The issue is that (a) current climate change is proceeding at an rate unprecidented in the geologic record; and (b) our civilization is adapted to an extremely narrow range of climate conditions. Mike Griffin is simply wrong when he states that some other climate could be more "optimal" - climate has been remarkably stable for the last 8000 years, and most societies around the globe are adapated to that static condition. Yes, a warming climate could enhance wheat production in northern Russia, but it would likely be detrimental to crops in Africa and (by the way) the Western Plains of the US.

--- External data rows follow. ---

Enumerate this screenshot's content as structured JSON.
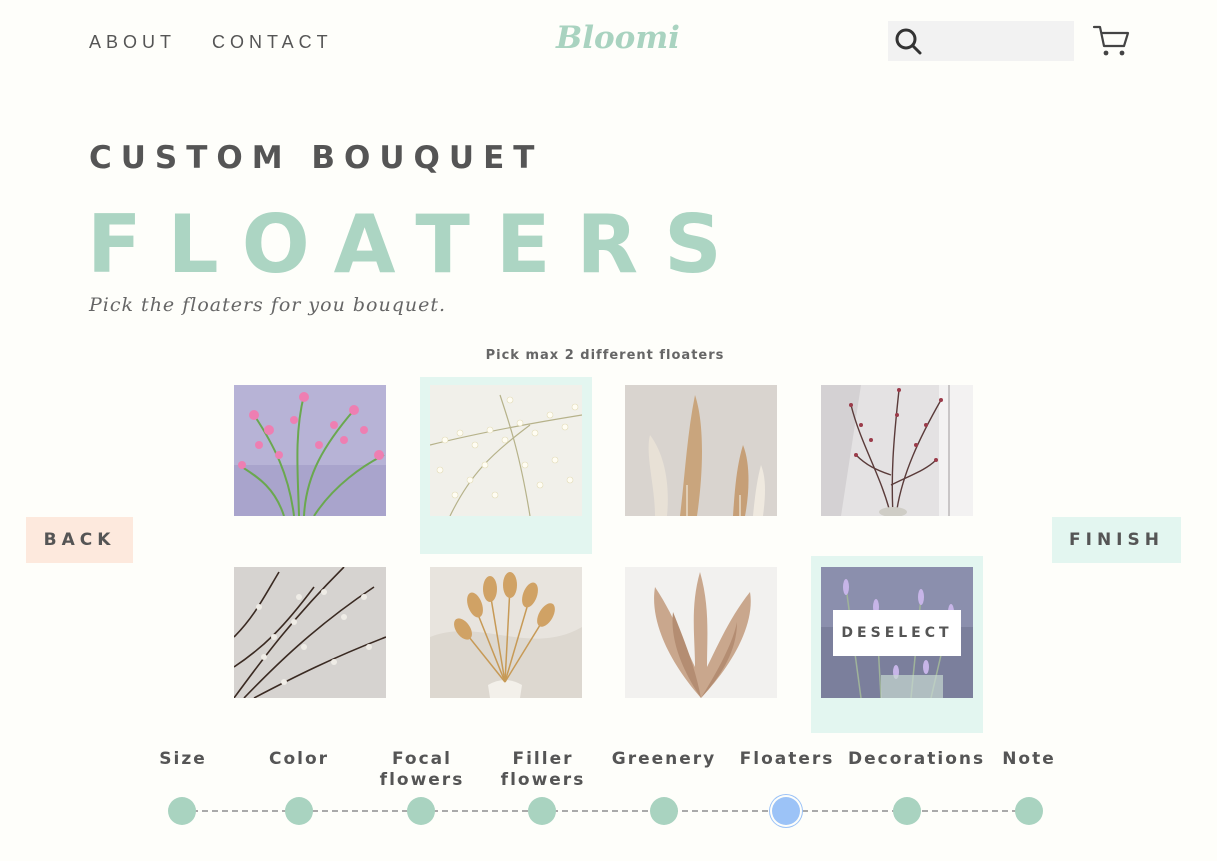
{
  "nav": {
    "about": "ABOUT",
    "contact": "CONTACT",
    "logo": "Bloomi"
  },
  "search": {
    "placeholder": ""
  },
  "page": {
    "eyebrow": "CUSTOM BOUQUET",
    "title": "FLOATERS",
    "subtitle": "Pick the floaters for you bouquet.",
    "hint": "Pick max 2 different floaters"
  },
  "floaters": [
    {
      "name": "pink-wildflowers",
      "selected": false
    },
    {
      "name": "babys-breath",
      "selected": true
    },
    {
      "name": "pampas-grass",
      "selected": false
    },
    {
      "name": "berry-branches",
      "selected": false
    },
    {
      "name": "pussy-willow",
      "selected": false
    },
    {
      "name": "bunny-tails",
      "selected": false
    },
    {
      "name": "dried-reeds",
      "selected": false
    },
    {
      "name": "lavender",
      "selected": true
    }
  ],
  "deselect_label": "DESELECT",
  "buttons": {
    "back": "BACK",
    "finish": "FINISH"
  },
  "steps": {
    "items": [
      {
        "line1": "",
        "line2": "Size"
      },
      {
        "line1": "",
        "line2": "Color"
      },
      {
        "line1": "Focal",
        "line2": "flowers"
      },
      {
        "line1": "Filler",
        "line2": "flowers"
      },
      {
        "line1": "",
        "line2": "Greenery"
      },
      {
        "line1": "",
        "line2": "Floaters"
      },
      {
        "line1": "",
        "line2": "Decorations"
      },
      {
        "line1": "",
        "line2": "Note"
      }
    ],
    "active_index": 5
  },
  "colors": {
    "accent": "#acd5c3",
    "selected_bg": "#e3f6f0",
    "back_bg": "#fde9dd",
    "active_step": "#9cc3f7"
  }
}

The claim that "climate has always changed, therefore this is nothing new" ignores both the dramatic rate of climate change during the last century, as well as our collective dependence on the current climate regime.

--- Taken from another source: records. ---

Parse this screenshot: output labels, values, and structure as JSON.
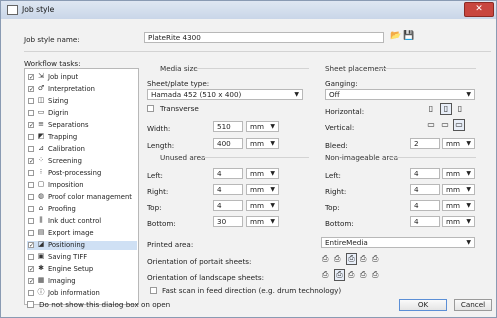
{
  "window": {
    "title": "Job style",
    "close_glyph": "✕"
  },
  "job_style": {
    "label": "Job style name:",
    "value": "PlateRite 4300",
    "open_icon": "folder-open-icon",
    "save_icon": "save-icon"
  },
  "workflow": {
    "label": "Workflow tasks:",
    "items": [
      {
        "label": "Job input",
        "checked": true,
        "icon": "input-icon",
        "glyph": "⇲",
        "selected": false
      },
      {
        "label": "Interpretation",
        "checked": true,
        "icon": "interpretation-icon",
        "glyph": "♂",
        "selected": false
      },
      {
        "label": "Sizing",
        "checked": false,
        "icon": "sizing-icon",
        "glyph": "◫",
        "selected": false
      },
      {
        "label": "Digrin",
        "checked": false,
        "icon": "digrin-icon",
        "glyph": "▭",
        "selected": false
      },
      {
        "label": "Separations",
        "checked": true,
        "icon": "separations-icon",
        "glyph": "≡",
        "selected": false
      },
      {
        "label": "Trapping",
        "checked": false,
        "icon": "trapping-icon",
        "glyph": "◩",
        "selected": false
      },
      {
        "label": "Calibration",
        "checked": false,
        "icon": "calibration-icon",
        "glyph": "⊿",
        "selected": false
      },
      {
        "label": "Screening",
        "checked": true,
        "icon": "screening-icon",
        "glyph": "⁘",
        "selected": false
      },
      {
        "label": "Post-processing",
        "checked": false,
        "icon": "post-processing-icon",
        "glyph": "⁝",
        "selected": false
      },
      {
        "label": "Imposition",
        "checked": false,
        "icon": "imposition-icon",
        "glyph": "▢",
        "selected": false
      },
      {
        "label": "Proof color management",
        "checked": false,
        "icon": "proof-color-icon",
        "glyph": "◍",
        "selected": false
      },
      {
        "label": "Proofing",
        "checked": false,
        "icon": "proofing-icon",
        "glyph": "⌂",
        "selected": false
      },
      {
        "label": "Ink duct control",
        "checked": false,
        "icon": "ink-duct-icon",
        "glyph": "⫼",
        "selected": false
      },
      {
        "label": "Export image",
        "checked": false,
        "icon": "export-icon",
        "glyph": "▤",
        "selected": false
      },
      {
        "label": "Positioning",
        "checked": true,
        "icon": "positioning-icon",
        "glyph": "◪",
        "selected": true
      },
      {
        "label": "Saving TIFF",
        "checked": false,
        "icon": "saving-tiff-icon",
        "glyph": "▣",
        "selected": false
      },
      {
        "label": "Engine Setup",
        "checked": true,
        "icon": "engine-setup-icon",
        "glyph": "✱",
        "selected": false
      },
      {
        "label": "Imaging",
        "checked": true,
        "icon": "imaging-icon",
        "glyph": "▦",
        "selected": false
      },
      {
        "label": "Job information",
        "checked": false,
        "icon": "info-icon",
        "glyph": "ⓘ",
        "selected": false
      }
    ]
  },
  "media": {
    "title": "Media size",
    "plate_type_label": "Sheet/plate type:",
    "plate_type_value": "Hamada 452 (510 x 400)",
    "transverse_label": "Transverse",
    "width_label": "Width:",
    "width_value": "510",
    "width_unit": "mm",
    "length_label": "Length:",
    "length_value": "400",
    "length_unit": "mm"
  },
  "unused": {
    "title": "Unused area",
    "left_label": "Left:",
    "left_value": "4",
    "left_unit": "mm",
    "right_label": "Right:",
    "right_value": "4",
    "right_unit": "mm",
    "top_label": "Top:",
    "top_value": "4",
    "top_unit": "mm",
    "bottom_label": "Bottom:",
    "bottom_value": "30",
    "bottom_unit": "mm"
  },
  "sheet": {
    "title": "Sheet placement",
    "ganging_label": "Ganging:",
    "ganging_value": "Off",
    "horizontal_label": "Horizontal:",
    "vertical_label": "Vertical:",
    "bleed_label": "Bleed:",
    "bleed_value": "2",
    "bleed_unit": "mm"
  },
  "nonimage": {
    "title": "Non-imageable area",
    "left_label": "Left:",
    "left_value": "4",
    "left_unit": "mm",
    "right_label": "Right:",
    "right_value": "4",
    "right_unit": "mm",
    "top_label": "Top:",
    "top_value": "4",
    "top_unit": "mm",
    "bottom_label": "Bottom:",
    "bottom_value": "4",
    "bottom_unit": "mm"
  },
  "printed": {
    "area_label": "Printed area:",
    "area_value": "EntireMedia",
    "portrait_label": "Orientation of portait sheets:",
    "landscape_label": "Orientation of landscape sheets:",
    "fast_scan_label": "Fast scan in feed direction (e.g. drum technology)"
  },
  "footer": {
    "dont_show_label": "Do not show this dialog box on open",
    "ok_label": "OK",
    "cancel_label": "Cancel"
  }
}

I do agree that NASA's charter does include regulatory aspects that would dictate CO2 emissions. However, the Administrator's comments were a classic example of "passive agressive" leadership. In denial that global warming is a serious issue, Griffin grudgingly agrees to carry out research without any real enthusiasm. Imagine instead if he actually welcomed the challenge of grappling with climate change as a motivating force for his agency, and a national priority... what a difference that would be!

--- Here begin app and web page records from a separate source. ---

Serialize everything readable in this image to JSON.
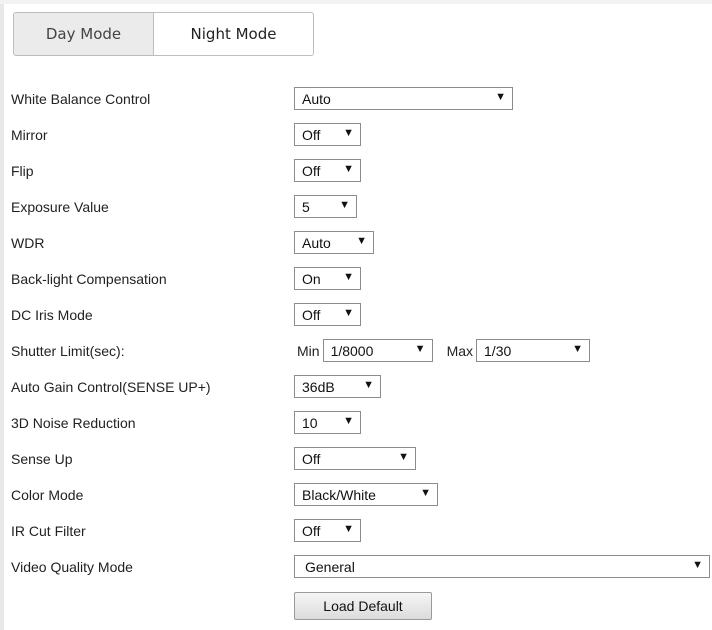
{
  "tabs": [
    {
      "label": "Day Mode",
      "active": false
    },
    {
      "label": "Night Mode",
      "active": true
    }
  ],
  "settings": {
    "white_balance": {
      "label": "White Balance Control",
      "value": "Auto"
    },
    "mirror": {
      "label": "Mirror",
      "value": "Off"
    },
    "flip": {
      "label": "Flip",
      "value": "Off"
    },
    "exposure": {
      "label": "Exposure Value",
      "value": "5"
    },
    "wdr": {
      "label": "WDR",
      "value": "Auto"
    },
    "blc": {
      "label": "Back-light Compensation",
      "value": "On"
    },
    "dc_iris": {
      "label": "DC Iris Mode",
      "value": "Off"
    },
    "shutter": {
      "label": "Shutter Limit(sec):",
      "min_label": "Min",
      "min_value": "1/8000",
      "max_label": "Max",
      "max_value": "1/30"
    },
    "agc": {
      "label": "Auto Gain Control(SENSE UP+)",
      "value": "36dB"
    },
    "noise": {
      "label": "3D Noise Reduction",
      "value": "10"
    },
    "sense_up": {
      "label": "Sense Up",
      "value": "Off"
    },
    "color_mode": {
      "label": "Color Mode",
      "value": "Black/White"
    },
    "ir_cut": {
      "label": "IR Cut Filter",
      "value": "Off"
    },
    "video_quality": {
      "label": "Video Quality Mode",
      "value": "General"
    }
  },
  "actions": {
    "load_default": "Load Default"
  },
  "icons": {
    "dropdown": "dropdown-arrow-icon",
    "glyph": "▼"
  }
}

He is correct that NASA's role is the science and not policy action. But his own subsequent statements are in direct contradiction to that. As he was representing NASA in his official capacity at the time of the interview, he really should not have ventured into that sort of speculation.
So now that I'm on a roll with respect to global warming...
There is so much that I'd like to go into detail with on this subject but am hesitant to, for some obvious and for some not-so-obvious reaons. Let me just say this: scientists really aren't big idiots. They're really not - I promise. They don't sit around reading blogs and say "Oh sh*t!!! Maybe the sun really *IS* causing all this warming stuff!!!". You know what? (newsflash) They've actually thought about this for many years (decades) and have spent time and effort on it and have researched it and if you are interested enough in real results, I'll email you tons of peer-reviewed references that address any "Rush-Limbaugh" sorts of arguments you may have. The scientific consensus now is that humans are changing the climate. Period. I would LOVE it if some real science came out and showed that humans were not causing climate change, really I would. And if it really was fundamentally sound, it would be absolutely EMBRACED by scientists. The reason they haven't embraced some of these other arguments (variance in solar output for example) is that nothing compelling and fundamentally sound has been published yet. Perhaps it will be one day. But the current information and best research we have right now most definitely identifies humans burning fossil fuels as the largest contributor.
And for those who argue that "the climate has always changed", if you take the time to look at geologic records, you'll see that we are changing the climate on a time scale that is off-the-charts in quickness relative to anything the world has seen since the emergence of the human species. While climate change in general has always occurred (YES WE KNOW THAT!), the point is that we are changing it so quickly that species are not able to adapt. That is what makes this global warming significant, and is a point that Mr. Griffin seems to have missed.
I am so tired of the masses of scientific wannabes that think if they spend time researching blogs they'll prove the scientific consensus is wrong. You know what? Blogs do not equal real education and training. And whatever your thoughts are about scientists, I tell you again that most are very well able to separate personal political ideology from science. Science itself is pure, and the atmospheric/climate scientists I know are as well. As a naive youngster interested in learning how the atmosphere around me worked, I had no idea that one day the very foundation of what I learned as "searching for truth" would be hijacked by politics and twisted into an ugly facade by those less interested in science and those more interested in politics.
I'm not in a good place right now. Is it obvious?